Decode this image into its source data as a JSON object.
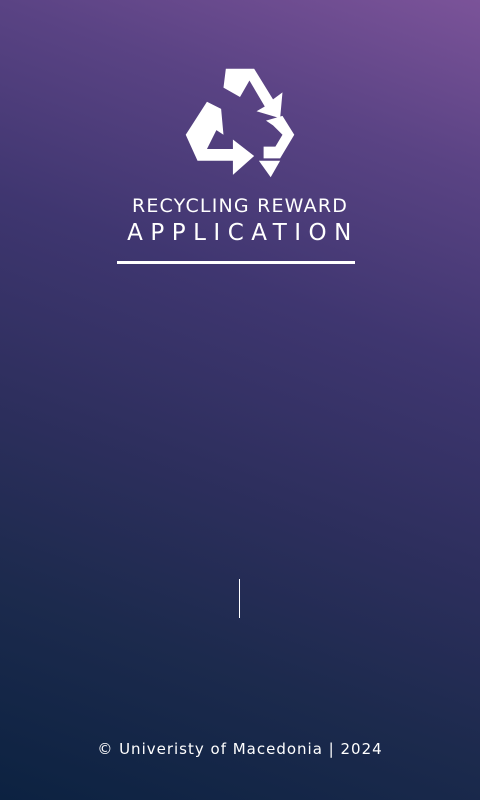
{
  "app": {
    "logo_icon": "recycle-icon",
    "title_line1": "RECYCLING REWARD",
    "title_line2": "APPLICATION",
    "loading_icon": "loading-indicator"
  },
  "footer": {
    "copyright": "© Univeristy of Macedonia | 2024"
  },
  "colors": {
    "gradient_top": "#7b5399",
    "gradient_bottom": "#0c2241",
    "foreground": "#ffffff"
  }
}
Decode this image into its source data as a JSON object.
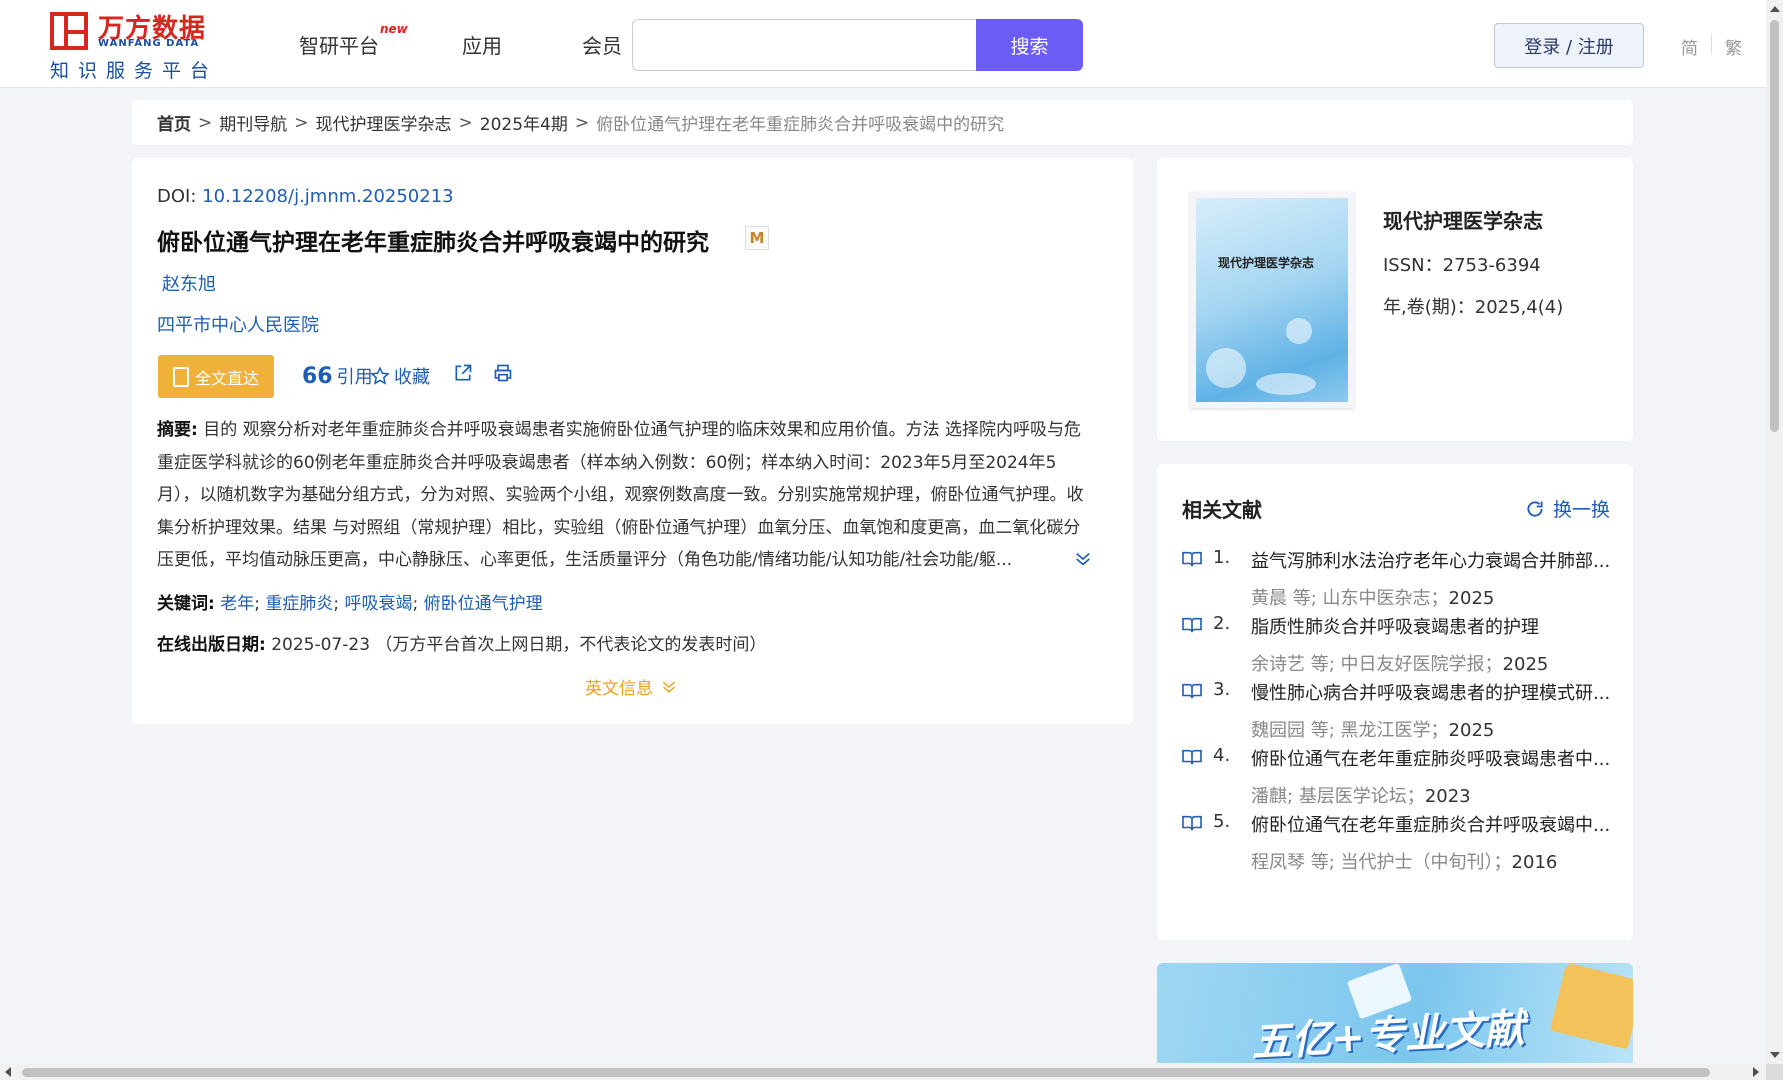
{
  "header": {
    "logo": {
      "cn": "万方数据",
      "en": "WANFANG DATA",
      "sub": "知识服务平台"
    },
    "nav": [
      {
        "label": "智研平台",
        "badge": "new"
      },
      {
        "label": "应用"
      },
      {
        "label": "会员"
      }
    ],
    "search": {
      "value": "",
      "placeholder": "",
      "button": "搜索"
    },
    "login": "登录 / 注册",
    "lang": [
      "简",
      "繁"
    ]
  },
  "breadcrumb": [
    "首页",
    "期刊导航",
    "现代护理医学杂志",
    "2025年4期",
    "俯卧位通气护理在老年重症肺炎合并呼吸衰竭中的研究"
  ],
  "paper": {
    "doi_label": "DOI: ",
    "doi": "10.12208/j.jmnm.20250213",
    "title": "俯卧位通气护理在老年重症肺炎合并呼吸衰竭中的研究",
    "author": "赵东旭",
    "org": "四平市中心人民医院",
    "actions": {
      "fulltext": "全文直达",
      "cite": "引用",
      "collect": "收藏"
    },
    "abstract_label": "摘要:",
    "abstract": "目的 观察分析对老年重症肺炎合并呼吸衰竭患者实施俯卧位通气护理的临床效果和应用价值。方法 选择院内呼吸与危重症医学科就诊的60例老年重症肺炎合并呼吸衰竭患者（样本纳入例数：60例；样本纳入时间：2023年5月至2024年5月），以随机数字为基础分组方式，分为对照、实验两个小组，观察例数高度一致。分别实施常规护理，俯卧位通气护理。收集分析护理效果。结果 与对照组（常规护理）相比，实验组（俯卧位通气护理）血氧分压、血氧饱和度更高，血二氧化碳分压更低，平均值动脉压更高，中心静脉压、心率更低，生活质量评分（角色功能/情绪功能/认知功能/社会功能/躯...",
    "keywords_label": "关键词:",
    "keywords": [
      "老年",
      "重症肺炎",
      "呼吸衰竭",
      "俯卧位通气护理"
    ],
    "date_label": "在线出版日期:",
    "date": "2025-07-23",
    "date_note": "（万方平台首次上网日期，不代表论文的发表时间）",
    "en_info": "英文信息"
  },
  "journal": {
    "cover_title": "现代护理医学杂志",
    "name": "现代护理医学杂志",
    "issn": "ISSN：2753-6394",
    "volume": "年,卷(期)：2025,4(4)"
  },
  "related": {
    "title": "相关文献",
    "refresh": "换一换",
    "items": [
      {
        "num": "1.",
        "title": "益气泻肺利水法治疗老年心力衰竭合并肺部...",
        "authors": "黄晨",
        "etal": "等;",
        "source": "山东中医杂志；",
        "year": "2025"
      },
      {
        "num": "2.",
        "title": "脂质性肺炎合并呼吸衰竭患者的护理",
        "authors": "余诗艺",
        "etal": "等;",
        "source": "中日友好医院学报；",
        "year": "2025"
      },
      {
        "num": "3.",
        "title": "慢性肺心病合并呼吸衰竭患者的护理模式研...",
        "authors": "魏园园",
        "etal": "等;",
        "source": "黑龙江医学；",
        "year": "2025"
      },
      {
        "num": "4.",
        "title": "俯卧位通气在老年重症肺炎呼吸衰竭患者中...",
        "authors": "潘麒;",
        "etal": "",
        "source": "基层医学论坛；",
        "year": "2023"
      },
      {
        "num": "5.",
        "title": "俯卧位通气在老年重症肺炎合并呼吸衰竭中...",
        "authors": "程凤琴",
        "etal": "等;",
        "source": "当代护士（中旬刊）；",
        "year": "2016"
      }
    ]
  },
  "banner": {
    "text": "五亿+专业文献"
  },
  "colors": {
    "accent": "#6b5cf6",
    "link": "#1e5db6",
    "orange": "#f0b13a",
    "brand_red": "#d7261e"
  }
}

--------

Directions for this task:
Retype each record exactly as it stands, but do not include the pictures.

Result for this exercise:
Decode this image into its source data as a JSON object.
{
  "app": {
    "logo_icon": "recycle-icon",
    "title_line1": "RECYCLING REWARD",
    "title_line2": "APPLICATION",
    "loading_icon": "loading-indicator"
  },
  "footer": {
    "copyright": "© Univeristy of Macedonia | 2024"
  },
  "colors": {
    "gradient_top": "#7b5399",
    "gradient_bottom": "#0c2241",
    "foreground": "#ffffff"
  }
}
Decode this image into its source data as a JSON object.
{
  "header": {
    "logo": {
      "cn": "万方数据",
      "en": "WANFANG DATA",
      "sub": "知识服务平台"
    },
    "nav": [
      {
        "label": "智研平台",
        "badge": "new"
      },
      {
        "label": "应用"
      },
      {
        "label": "会员"
      }
    ],
    "search": {
      "value": "",
      "placeholder": "",
      "button": "搜索"
    },
    "login": "登录 / 注册",
    "lang": [
      "简",
      "繁"
    ]
  },
  "breadcrumb": [
    "首页",
    "期刊导航",
    "现代护理医学杂志",
    "2025年4期",
    "俯卧位通气护理在老年重症肺炎合并呼吸衰竭中的研究"
  ],
  "paper": {
    "doi_label": "DOI: ",
    "doi": "10.12208/j.jmnm.20250213",
    "title": "俯卧位通气护理在老年重症肺炎合并呼吸衰竭中的研究",
    "author": "赵东旭",
    "org": "四平市中心人民医院",
    "actions": {
      "fulltext": "全文直达",
      "cite": "引用",
      "collect": "收藏"
    },
    "abstract_label": "摘要:",
    "abstract": "目的 观察分析对老年重症肺炎合并呼吸衰竭患者实施俯卧位通气护理的临床效果和应用价值。方法 选择院内呼吸与危重症医学科就诊的60例老年重症肺炎合并呼吸衰竭患者（样本纳入例数：60例；样本纳入时间：2023年5月至2024年5月），以随机数字为基础分组方式，分为对照、实验两个小组，观察例数高度一致。分别实施常规护理，俯卧位通气护理。收集分析护理效果。结果 与对照组（常规护理）相比，实验组（俯卧位通气护理）血氧分压、血氧饱和度更高，血二氧化碳分压更低，平均值动脉压更高，中心静脉压、心率更低，生活质量评分（角色功能/情绪功能/认知功能/社会功能/躯...",
    "keywords_label": "关键词:",
    "keywords": [
      "老年",
      "重症肺炎",
      "呼吸衰竭",
      "俯卧位通气护理"
    ],
    "date_label": "在线出版日期:",
    "date": "2025-07-23",
    "date_note": "（万方平台首次上网日期，不代表论文的发表时间）",
    "en_info": "英文信息"
  },
  "journal": {
    "cover_title": "现代护理医学杂志",
    "name": "现代护理医学杂志",
    "issn": "ISSN：2753-6394",
    "volume": "年,卷(期)：2025,4(4)"
  },
  "related": {
    "title": "相关文献",
    "refresh": "换一换",
    "items": [
      {
        "num": "1.",
        "title": "益气泻肺利水法治疗老年心力衰竭合并肺部...",
        "authors": "黄晨",
        "etal": "等;",
        "source": "山东中医杂志；",
        "year": "2025"
      },
      {
        "num": "2.",
        "title": "脂质性肺炎合并呼吸衰竭患者的护理",
        "authors": "余诗艺",
        "etal": "等;",
        "source": "中日友好医院学报；",
        "year": "2025"
      },
      {
        "num": "3.",
        "title": "慢性肺心病合并呼吸衰竭患者的护理模式研...",
        "authors": "魏园园",
        "etal": "等;",
        "source": "黑龙江医学；",
        "year": "2025"
      },
      {
        "num": "4.",
        "title": "俯卧位通气在老年重症肺炎呼吸衰竭患者中...",
        "authors": "潘麒;",
        "etal": "",
        "source": "基层医学论坛；",
        "year": "2023"
      },
      {
        "num": "5.",
        "title": "俯卧位通气在老年重症肺炎合并呼吸衰竭中...",
        "authors": "程凤琴",
        "etal": "等;",
        "source": "当代护士（中旬刊）；",
        "year": "2016"
      }
    ]
  },
  "banner": {
    "text": "五亿+专业文献"
  },
  "colors": {
    "accent": "#6b5cf6",
    "link": "#1e5db6",
    "orange": "#f0b13a",
    "brand_red": "#d7261e"
  }
}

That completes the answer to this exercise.